Infinite second

Enter the 36 chambers of infrastructure wu-tang

Saturday, August 23, 2008

Tuesday, July 01, 2008

ratproxy unleashed

Google just released their internal tool for passive web security assessment. While it has the unfortunate name ratproxy, it looks, frankly, badass. If you care about the security of your site (and even if you don't, your users probably do), you should consider making ratproxy a regular part of your secure development process.

Sunday, June 15, 2008

What not to do, part 2

As expected, there are many TLS sites using keys generated using the flawed, Ubuntu version of OpenSSL. Netcraft has the latest.

Thursday, June 12, 2008

Selecting cryptographic key sizes

Selecting cryptographic key sizes is a valuable reference for estimating the security margin for algorithms and key sizes and is deliciously applicable to TLS configuration choices.

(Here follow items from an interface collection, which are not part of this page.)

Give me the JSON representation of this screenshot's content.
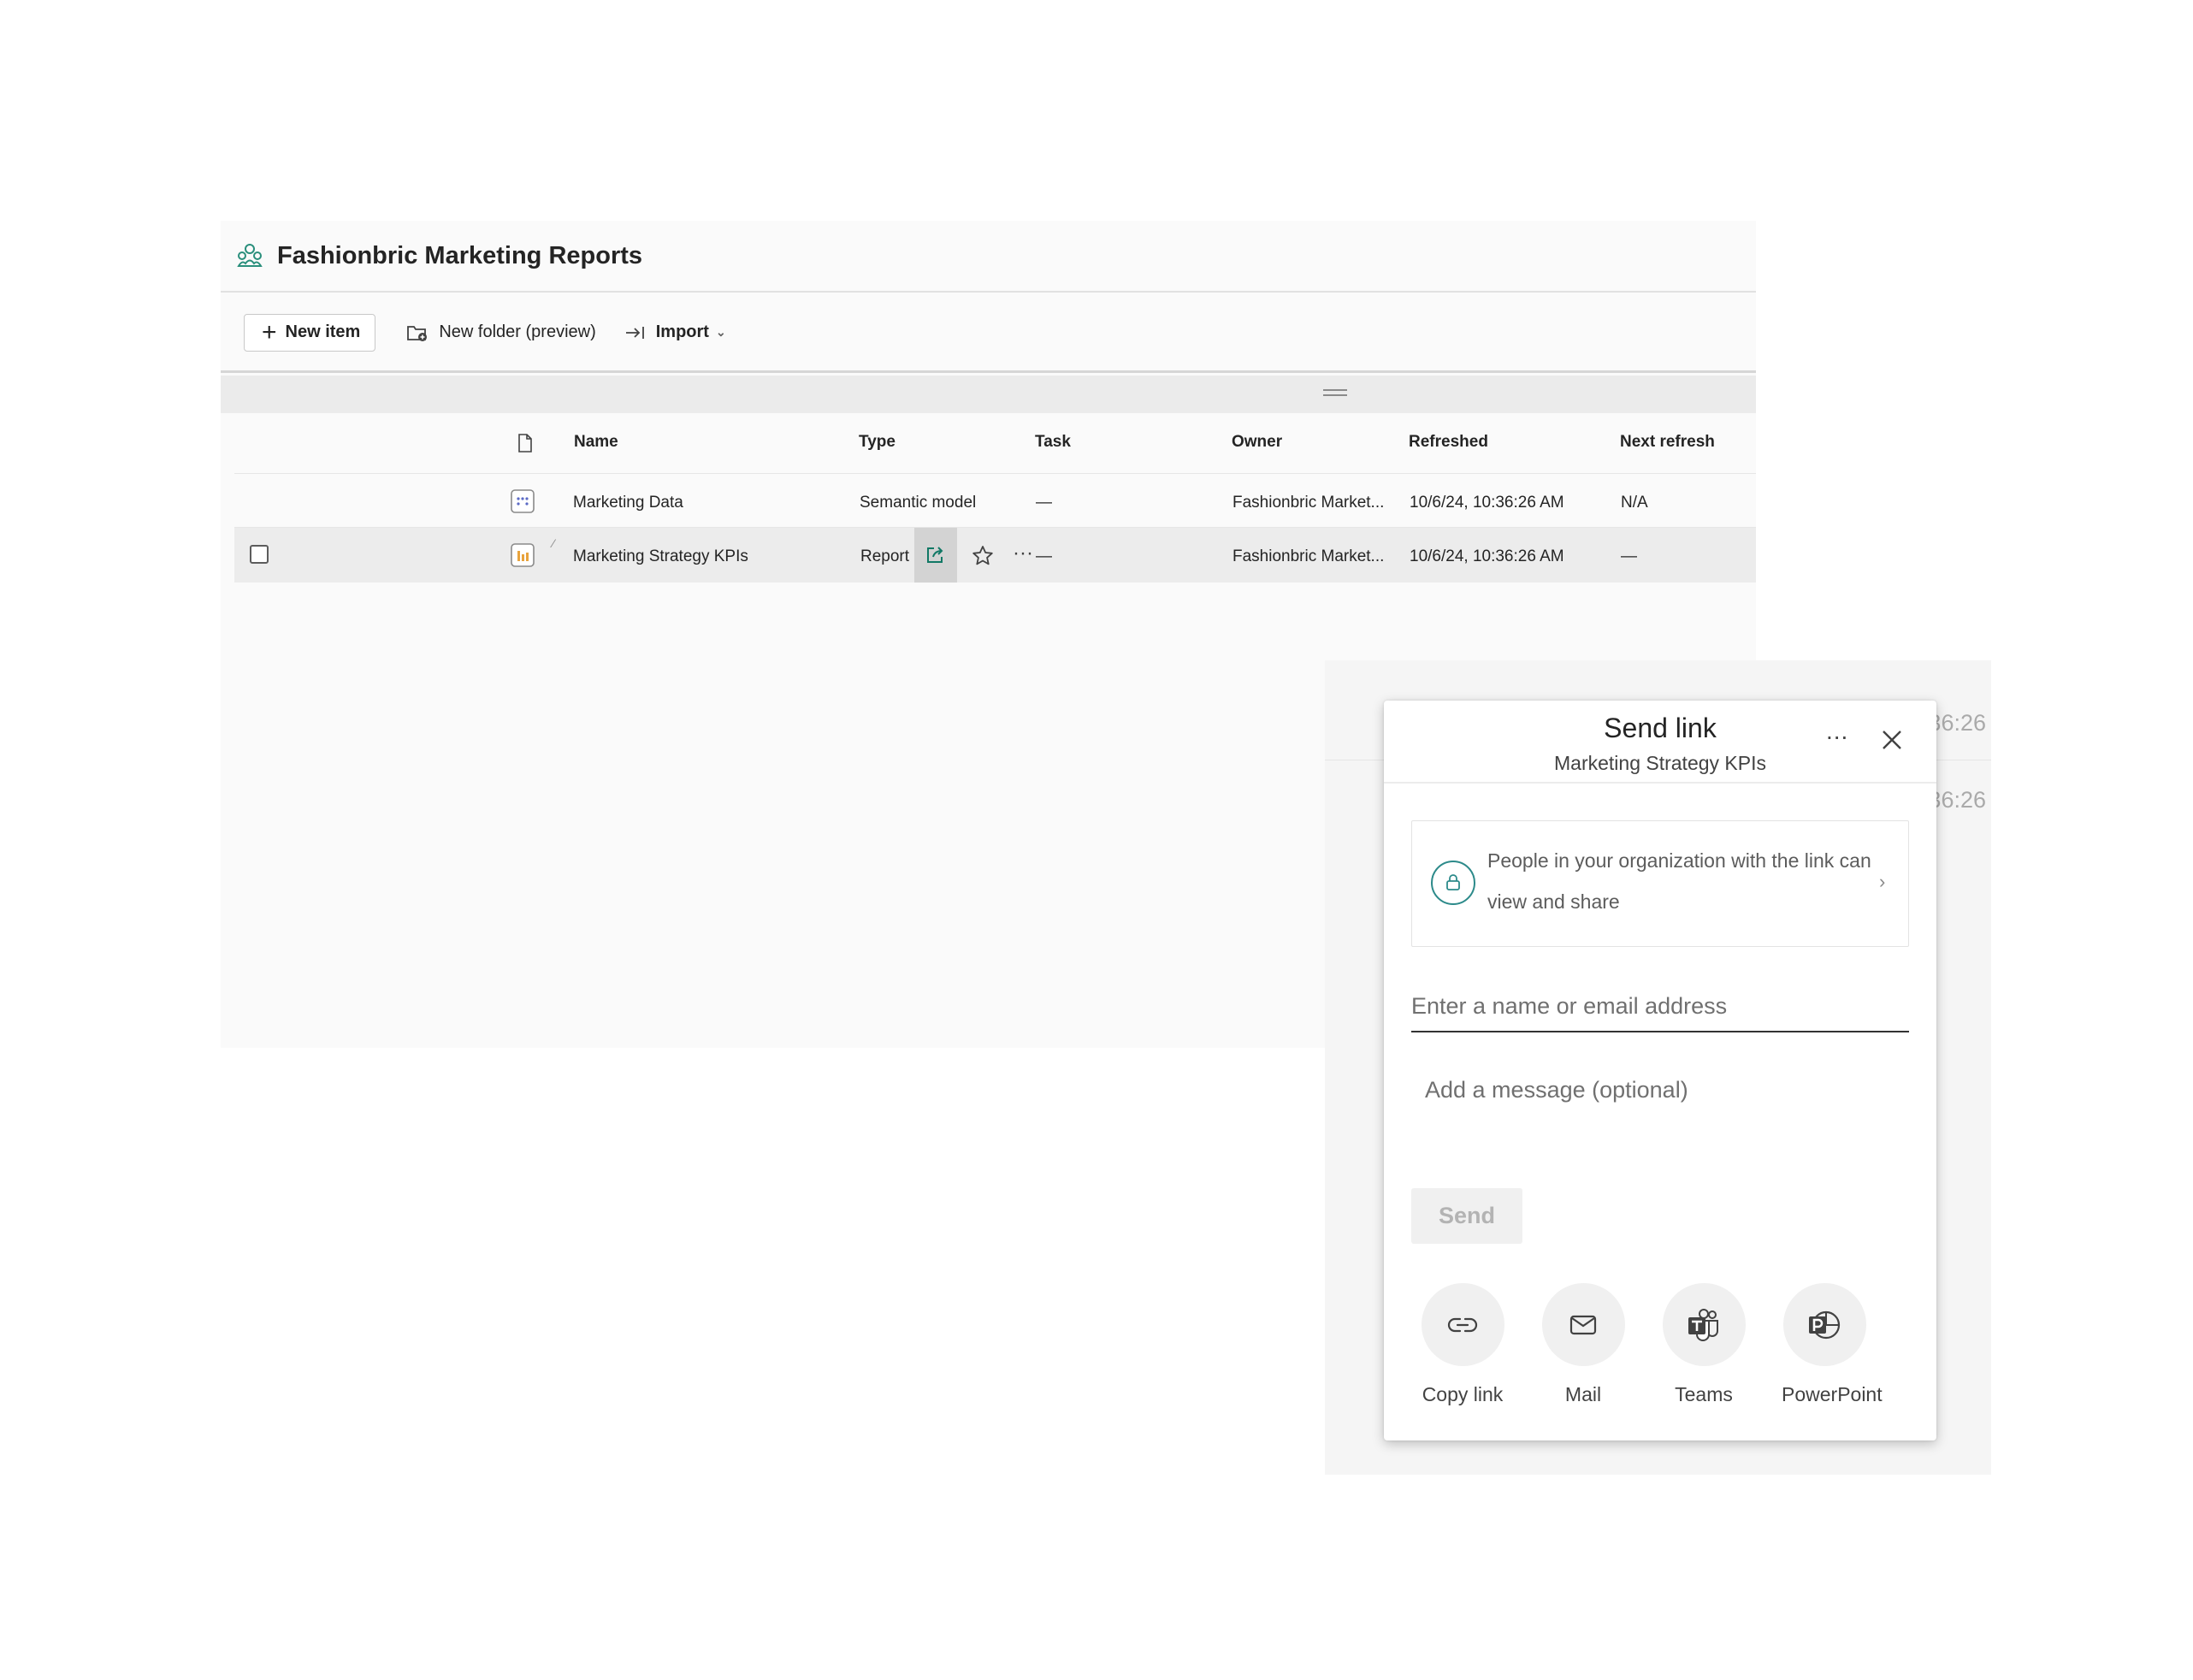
{
  "workspace": {
    "title": "Fashionbric Marketing Reports",
    "toolbar": {
      "new_item": "New item",
      "new_folder": "New folder (preview)",
      "import": "Import"
    },
    "columns": {
      "name": "Name",
      "type": "Type",
      "task": "Task",
      "owner": "Owner",
      "refreshed": "Refreshed",
      "next_refresh": "Next refresh"
    },
    "rows": [
      {
        "name": "Marketing Data",
        "type": "Semantic model",
        "task": "—",
        "owner": "Fashionbric Market...",
        "refreshed": "10/6/24, 10:36:26 AM",
        "next_refresh": "N/A"
      },
      {
        "name": "Marketing Strategy KPIs",
        "type": "Report",
        "task": "—",
        "owner": "Fashionbric Market...",
        "refreshed": "10/6/24, 10:36:26 AM",
        "next_refresh": "—"
      }
    ]
  },
  "ghost": {
    "text_1": "36:26",
    "text_2": "36:26"
  },
  "dialog": {
    "title": "Send link",
    "subtitle": "Marketing Strategy KPIs",
    "more": "...",
    "permission_text": "People in your organization with the link can view and share",
    "to_placeholder": "Enter a name or email address",
    "message_placeholder": "Add a message (optional)",
    "send": "Send",
    "options": [
      {
        "label": "Copy link",
        "icon": "link-icon"
      },
      {
        "label": "Mail",
        "icon": "mail-icon"
      },
      {
        "label": "Teams",
        "icon": "teams-icon"
      },
      {
        "label": "PowerPoint",
        "icon": "powerpoint-icon"
      }
    ]
  },
  "colors": {
    "accent": "#117865",
    "report_icon": "#e8a33d",
    "lock_ring": "#2c8a8a"
  }
}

A few tasty tidbits:

Does anyone seriously believe that published attacks represent the state of the art? It may safely be assumed that unpublished work is many years ahead of what the public at large gets to see: a public announcement that a system is broken provides at best a rather trivial upper bound – and a very simple-minded one, in our opinion – for the date that the system became vulnerable.

According to Table 1, 512-bit RSA keys should not have been used beyond 1986.

According to Table 1 usage of 768-bit RSA keys can no longer be recommended. Even in the cost-equivalent model 768-bit RSA keys will soon no longer offer security comparable to the security of the DES in 1982.

SNI is goodness

SSL-enabled Name-based Apache Virtual Hosts with mod_gnutls.

I encourage you to try it out. I have no experience with mod_gnutls, but gnutls is top notch and 80% less code than mod_ssl is a good thing.